Dataset rows describing interfaces:

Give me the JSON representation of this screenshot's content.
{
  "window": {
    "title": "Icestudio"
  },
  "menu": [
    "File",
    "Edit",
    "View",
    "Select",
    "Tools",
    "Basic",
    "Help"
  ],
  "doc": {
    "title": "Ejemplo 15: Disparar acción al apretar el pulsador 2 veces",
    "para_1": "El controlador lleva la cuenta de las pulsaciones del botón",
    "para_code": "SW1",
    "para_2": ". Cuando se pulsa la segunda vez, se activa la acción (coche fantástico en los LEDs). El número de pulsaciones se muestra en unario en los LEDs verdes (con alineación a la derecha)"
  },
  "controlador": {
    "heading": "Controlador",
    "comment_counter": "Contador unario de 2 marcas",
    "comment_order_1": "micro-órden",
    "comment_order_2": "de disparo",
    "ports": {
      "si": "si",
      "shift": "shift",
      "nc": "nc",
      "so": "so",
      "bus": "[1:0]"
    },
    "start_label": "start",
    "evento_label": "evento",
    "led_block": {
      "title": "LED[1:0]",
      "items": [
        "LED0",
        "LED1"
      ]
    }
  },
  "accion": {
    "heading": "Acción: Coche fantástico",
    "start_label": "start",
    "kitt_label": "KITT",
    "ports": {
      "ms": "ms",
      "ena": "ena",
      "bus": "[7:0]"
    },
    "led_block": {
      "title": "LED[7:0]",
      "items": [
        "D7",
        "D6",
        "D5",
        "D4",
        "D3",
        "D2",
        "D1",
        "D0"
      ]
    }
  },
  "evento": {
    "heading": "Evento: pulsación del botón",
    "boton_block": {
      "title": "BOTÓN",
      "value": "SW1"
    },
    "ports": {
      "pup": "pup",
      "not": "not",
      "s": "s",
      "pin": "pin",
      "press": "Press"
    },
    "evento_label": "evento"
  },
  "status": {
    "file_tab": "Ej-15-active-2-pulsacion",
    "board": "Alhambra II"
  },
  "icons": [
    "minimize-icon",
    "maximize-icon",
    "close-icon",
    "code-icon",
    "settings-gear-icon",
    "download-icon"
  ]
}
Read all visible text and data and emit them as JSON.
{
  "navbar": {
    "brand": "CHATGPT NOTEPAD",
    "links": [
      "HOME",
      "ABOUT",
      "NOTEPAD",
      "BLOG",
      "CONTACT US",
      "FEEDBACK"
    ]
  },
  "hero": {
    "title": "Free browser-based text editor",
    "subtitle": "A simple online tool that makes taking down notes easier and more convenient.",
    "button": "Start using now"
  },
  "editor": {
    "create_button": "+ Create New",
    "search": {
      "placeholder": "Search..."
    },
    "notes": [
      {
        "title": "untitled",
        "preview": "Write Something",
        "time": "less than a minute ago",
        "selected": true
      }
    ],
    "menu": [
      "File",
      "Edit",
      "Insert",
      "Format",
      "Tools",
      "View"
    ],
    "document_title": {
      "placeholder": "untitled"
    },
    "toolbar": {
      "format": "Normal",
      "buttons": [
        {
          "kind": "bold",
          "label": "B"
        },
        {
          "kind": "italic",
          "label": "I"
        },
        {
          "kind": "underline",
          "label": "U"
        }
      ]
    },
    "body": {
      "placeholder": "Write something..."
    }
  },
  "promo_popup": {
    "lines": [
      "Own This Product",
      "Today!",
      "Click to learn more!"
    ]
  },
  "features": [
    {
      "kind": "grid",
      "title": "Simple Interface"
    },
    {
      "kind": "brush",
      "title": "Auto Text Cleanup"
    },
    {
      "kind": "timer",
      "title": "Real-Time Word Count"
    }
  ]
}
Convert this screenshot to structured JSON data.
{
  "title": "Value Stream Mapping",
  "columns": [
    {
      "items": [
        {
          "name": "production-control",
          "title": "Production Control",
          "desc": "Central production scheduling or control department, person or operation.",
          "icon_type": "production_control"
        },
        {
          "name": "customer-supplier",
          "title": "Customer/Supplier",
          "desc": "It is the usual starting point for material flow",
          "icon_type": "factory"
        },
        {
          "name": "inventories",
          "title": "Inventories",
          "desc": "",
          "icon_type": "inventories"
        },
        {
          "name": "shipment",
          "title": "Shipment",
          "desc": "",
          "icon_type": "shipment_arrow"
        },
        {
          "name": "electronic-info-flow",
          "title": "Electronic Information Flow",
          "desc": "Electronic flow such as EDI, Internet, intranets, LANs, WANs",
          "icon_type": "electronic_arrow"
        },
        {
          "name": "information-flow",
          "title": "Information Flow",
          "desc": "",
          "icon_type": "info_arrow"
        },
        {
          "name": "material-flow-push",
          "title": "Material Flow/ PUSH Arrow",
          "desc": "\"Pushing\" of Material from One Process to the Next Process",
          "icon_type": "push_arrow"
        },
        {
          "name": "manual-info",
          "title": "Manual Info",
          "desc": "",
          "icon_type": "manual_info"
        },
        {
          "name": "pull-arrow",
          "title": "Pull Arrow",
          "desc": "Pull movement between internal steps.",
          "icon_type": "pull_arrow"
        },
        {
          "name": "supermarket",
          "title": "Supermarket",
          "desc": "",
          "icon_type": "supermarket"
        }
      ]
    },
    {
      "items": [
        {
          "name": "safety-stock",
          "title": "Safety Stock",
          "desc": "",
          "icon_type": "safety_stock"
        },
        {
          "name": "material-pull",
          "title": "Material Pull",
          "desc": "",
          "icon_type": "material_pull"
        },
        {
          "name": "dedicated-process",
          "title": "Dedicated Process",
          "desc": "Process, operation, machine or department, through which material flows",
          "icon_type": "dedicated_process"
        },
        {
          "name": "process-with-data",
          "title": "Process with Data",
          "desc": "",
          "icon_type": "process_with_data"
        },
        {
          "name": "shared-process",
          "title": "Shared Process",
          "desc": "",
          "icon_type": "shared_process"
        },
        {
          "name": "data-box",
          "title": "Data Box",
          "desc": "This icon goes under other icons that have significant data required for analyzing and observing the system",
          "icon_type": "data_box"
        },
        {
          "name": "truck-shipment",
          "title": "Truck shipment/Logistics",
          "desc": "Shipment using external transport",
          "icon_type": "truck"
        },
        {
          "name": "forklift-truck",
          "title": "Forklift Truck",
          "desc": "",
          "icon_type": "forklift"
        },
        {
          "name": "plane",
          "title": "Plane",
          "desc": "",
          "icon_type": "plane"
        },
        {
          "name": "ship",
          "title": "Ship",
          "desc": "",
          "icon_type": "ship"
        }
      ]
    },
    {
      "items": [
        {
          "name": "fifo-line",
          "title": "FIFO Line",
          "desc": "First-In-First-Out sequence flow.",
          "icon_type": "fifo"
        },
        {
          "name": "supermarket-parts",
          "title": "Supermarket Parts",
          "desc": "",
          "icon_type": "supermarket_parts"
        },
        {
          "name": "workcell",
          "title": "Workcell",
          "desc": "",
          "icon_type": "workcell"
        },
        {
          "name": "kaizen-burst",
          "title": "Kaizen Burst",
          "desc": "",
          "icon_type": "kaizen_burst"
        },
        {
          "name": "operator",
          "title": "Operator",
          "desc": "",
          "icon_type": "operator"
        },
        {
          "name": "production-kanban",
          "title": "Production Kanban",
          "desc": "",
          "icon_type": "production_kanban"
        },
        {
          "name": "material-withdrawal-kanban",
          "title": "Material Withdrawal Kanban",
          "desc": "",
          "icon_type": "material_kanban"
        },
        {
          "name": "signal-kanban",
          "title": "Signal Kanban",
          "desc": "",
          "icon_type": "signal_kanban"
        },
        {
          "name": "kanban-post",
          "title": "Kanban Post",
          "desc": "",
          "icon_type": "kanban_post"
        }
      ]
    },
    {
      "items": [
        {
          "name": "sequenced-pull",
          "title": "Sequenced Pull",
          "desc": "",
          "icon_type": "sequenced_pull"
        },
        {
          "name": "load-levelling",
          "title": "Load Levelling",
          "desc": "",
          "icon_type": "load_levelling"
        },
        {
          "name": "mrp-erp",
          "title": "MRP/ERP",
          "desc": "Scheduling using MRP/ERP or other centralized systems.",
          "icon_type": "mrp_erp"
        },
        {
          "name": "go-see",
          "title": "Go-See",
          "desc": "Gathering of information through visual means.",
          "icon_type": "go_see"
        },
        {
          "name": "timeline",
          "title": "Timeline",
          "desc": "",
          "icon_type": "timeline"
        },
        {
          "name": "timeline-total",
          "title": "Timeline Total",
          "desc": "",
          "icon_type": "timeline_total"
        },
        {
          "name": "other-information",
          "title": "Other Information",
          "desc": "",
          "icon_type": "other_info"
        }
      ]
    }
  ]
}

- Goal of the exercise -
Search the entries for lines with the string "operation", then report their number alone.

- Problem solution -
2